My quickie research has found the following useful tips:
Sleep hygiene is one of the components of behavioral therapy for insomnia. Several simple steps can be taken to improve a patient’s sleep quality and quantity. These steps include:
- Sleep as much as you need to feel rested; do not oversleep.
- Exercise regularly at least 20 minutes daily, ideally 4-5 hours before your bedtime.
- Avoid forcing yourself to sleep.
- Keep a regular sleep and awakening schedule.
- Do not drink caffeinated beverages later than the afternoon (tea, coffee, soft drinks etc.) Avoid “night caps,” (alcoholic drinks prior to going to bed).
- Do not smoke, especially in the evening.
- Do not go to bed hungry.
- Adjust the environment in the room (lights, temperature, noise, etc.)
- Do not go to bed with your worries; try to resolve them before going to bed.
Herbal Supplements and Hormones
- Herbal supplements. There are several herbal remedies thought to help sleep. Examples include chamomile, valerian root, kava kava, chamomile, lemon balm, passionflower, lavender, and St. John?s Wort. These remedies have not yet been scientifically proven to work, although many do try them. Note that the effectiveness of herbal supplements has not been evaluated by the Food and Drug Administration. Herbal supplements can have side effects. Check with your healthcare professional if you are trying these, as they may interfere with some prescribed medications. St. John?s Wort, for example, can limit the effectiveness of many prescribed medications such as blood thinners, birth control pills and some anticancer medications.
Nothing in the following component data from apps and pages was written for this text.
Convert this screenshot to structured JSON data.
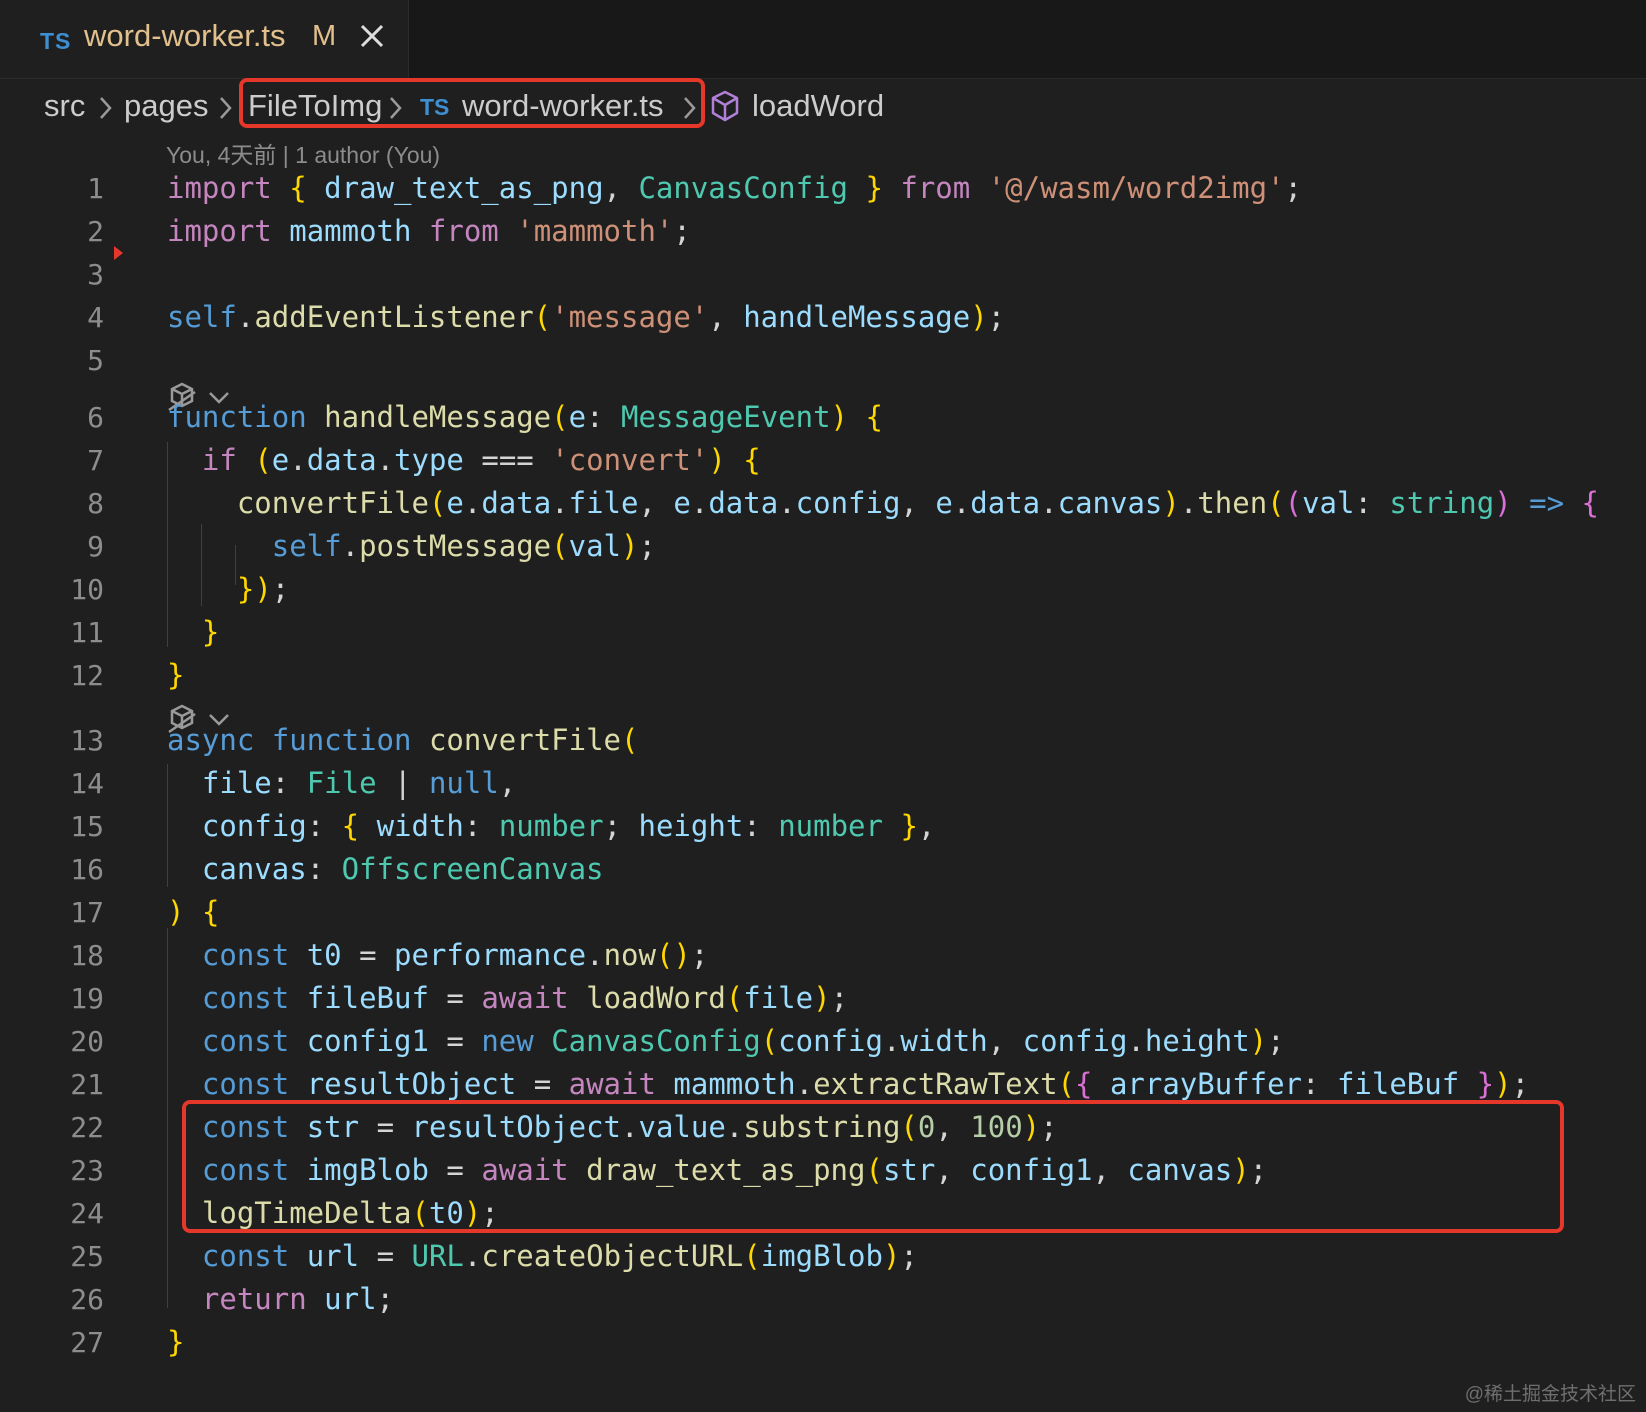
{
  "tab": {
    "lang_badge": "TS",
    "filename": "word-worker.ts",
    "modified": "M",
    "close_icon": "close-icon"
  },
  "breadcrumb": {
    "items": [
      "src",
      "pages",
      "FileToImg",
      "word-worker.ts",
      "loadWord"
    ],
    "file_badge": "TS",
    "separator_icon": "chevron-right-icon",
    "symbol_icon": "method-cube-icon"
  },
  "blame": "You, 4天前 | 1 author (You)",
  "lines": [
    {
      "n": "1",
      "code": "import { draw_text_as_png, CanvasConfig } from '@/wasm/word2img';"
    },
    {
      "n": "2",
      "code": "import mammoth from 'mammoth';"
    },
    {
      "n": "3",
      "code": ""
    },
    {
      "n": "4",
      "code": "self.addEventListener('message', handleMessage);"
    },
    {
      "n": "5",
      "code": ""
    },
    {
      "n": "6",
      "code": "function handleMessage(e: MessageEvent) {"
    },
    {
      "n": "7",
      "code": "  if (e.data.type === 'convert') {"
    },
    {
      "n": "8",
      "code": "    convertFile(e.data.file, e.data.config, e.data.canvas).then((val: string) => {"
    },
    {
      "n": "9",
      "code": "      self.postMessage(val);"
    },
    {
      "n": "10",
      "code": "    });"
    },
    {
      "n": "11",
      "code": "  }"
    },
    {
      "n": "12",
      "code": "}"
    },
    {
      "n": "13",
      "code": "async function convertFile("
    },
    {
      "n": "14",
      "code": "  file: File | null,"
    },
    {
      "n": "15",
      "code": "  config: { width: number; height: number },"
    },
    {
      "n": "16",
      "code": "  canvas: OffscreenCanvas"
    },
    {
      "n": "17",
      "code": ") {"
    },
    {
      "n": "18",
      "code": "  const t0 = performance.now();"
    },
    {
      "n": "19",
      "code": "  const fileBuf = await loadWord(file);"
    },
    {
      "n": "20",
      "code": "  const config1 = new CanvasConfig(config.width, config.height);"
    },
    {
      "n": "21",
      "code": "  const resultObject = await mammoth.extractRawText({ arrayBuffer: fileBuf });"
    },
    {
      "n": "22",
      "code": "  const str = resultObject.value.substring(0, 100);"
    },
    {
      "n": "23",
      "code": "  const imgBlob = await draw_text_as_png(str, config1, canvas);"
    },
    {
      "n": "24",
      "code": "  logTimeDelta(t0);"
    },
    {
      "n": "25",
      "code": "  const url = URL.createObjectURL(imgBlob);"
    },
    {
      "n": "26",
      "code": "  return url;"
    },
    {
      "n": "27",
      "code": "}"
    }
  ],
  "codelens_icon": "copilot-sparkle-icon",
  "fold_icon": "chevron-down-icon",
  "highlights": [
    {
      "target": "breadcrumb: FileToImg > word-worker.ts",
      "color": "#e5372a"
    },
    {
      "target": "lines 21-23",
      "color": "#e5372a"
    }
  ],
  "watermark": "@稀土掘金技术社区"
}
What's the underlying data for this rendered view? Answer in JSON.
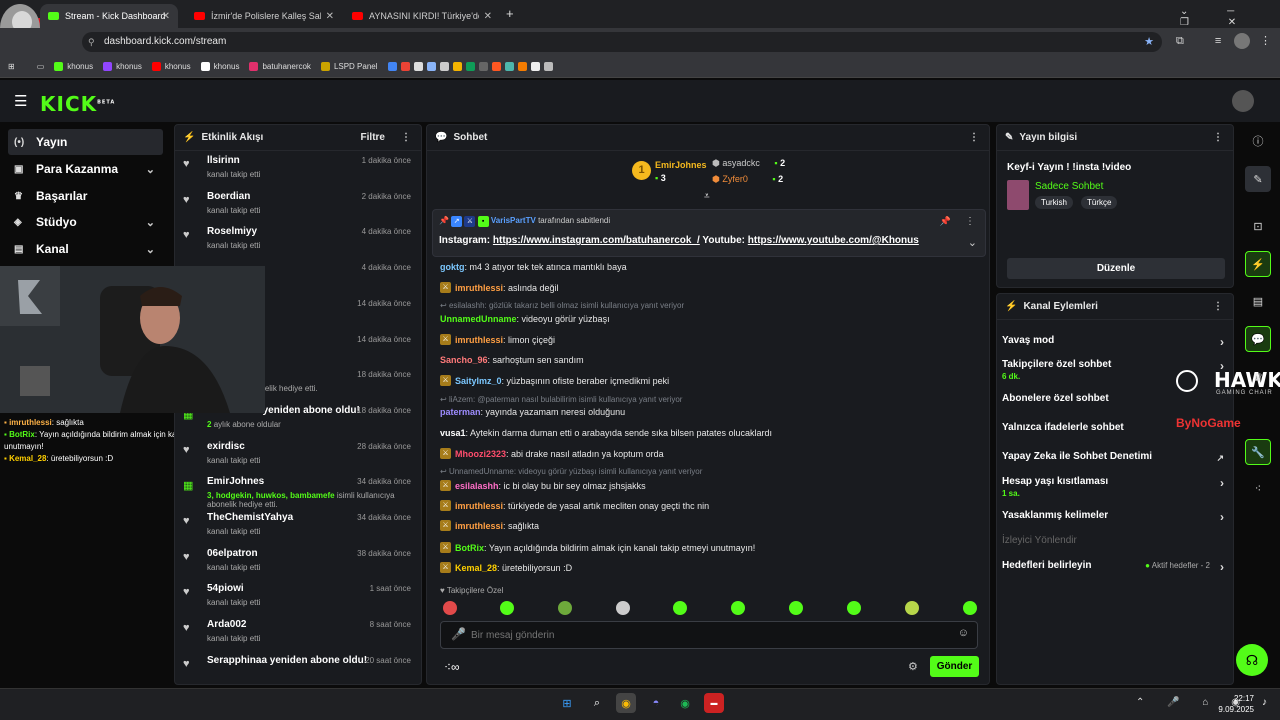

- Melatonin. Melatonin is a naturally occurring hormone whose levels peak at night. It is triggered by dark and levels remain elevated throughout the night until light decreases it. For this reason, melatonin has been studied for use as a sleep aid. However, most study results have not found it to be beneficial when compared to a sugar pill (placebo). Some positive results have been shown in helping adjustment to jet lag and shift workers who work nights. However, it?s unclear whether simple exposure to light at the right time is more effective, and there is no risk of side effects with light exposure. Long term uses of melatonin are unknown.